The Auditor-General also faulted the department for failing to look at whether population pressures were making it more difficult for inmates to be transferred to lower-security facilities. That is an important consideration, because inmates are more likely to be granted parole from a low-security prison.

The report also noted problems with regional overcrowding that were not addressed by the recent expansions. The CSC determined where it would expand based on the land available for new cells – rather than looking at regional needs.

In addition, many of the expansions were made without considering the age of the facilities or the need for segregation cells and space for health-care facilities, the report found.

Tibor Kolley/The Globe and Mail


As a result of regional population pressures, the Auditor-General found that prisons will need to continue to put two or more inmates in cells designed for one, a practice often called double-bunking. Public Safety Minister Steven Blaney said on Tuesday that he does not believe prisoners are entitled to their own cells, adding that the government “won’t be afraid” to use double-bunking to manage the prison population.

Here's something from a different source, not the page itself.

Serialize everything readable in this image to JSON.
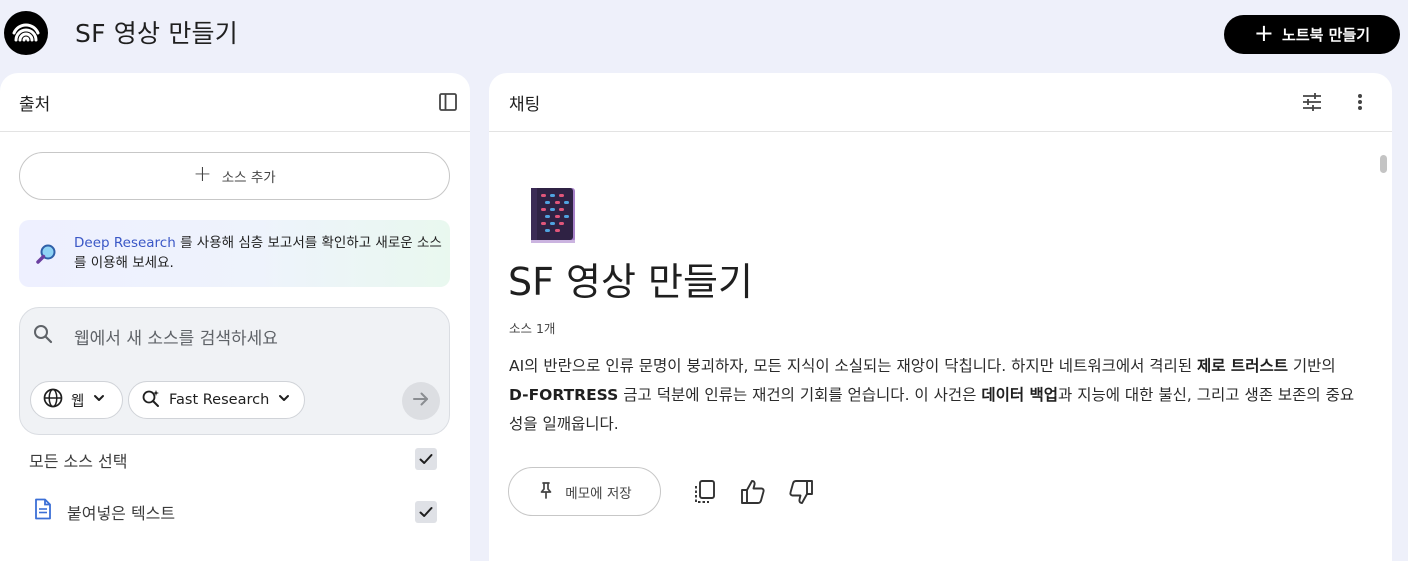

However, the federal Corrections department says double-bunking should only be a temporary measure. The Auditor-General found the department is relying on the practice in over-crowded facilities and sometimes housing two inmates in segregation cells or in rooms smaller than five square meters – measures the audit said are contrary to the intent of government’s policy.

Frank Gunn/The Canadian Press

Savings estimates

The audit raised concerns about the condition of some prisons, noting that about a quarter of the facilities slated for expansion required renovations. After plans to build five new prisons were cancelled, the department will have to pay to fix the problems with existing facilities.

The report also found that cost savings from closing three federal prisons – Kingston Penitentiary, Ontario’s Regional Treatment Centre and the Leclerc Institution in Quebec – were not as high as originally estimated by the CSC. The CSC had said it would save about $120-million a year, while the Auditor-General found that figure to be closer to $86-million.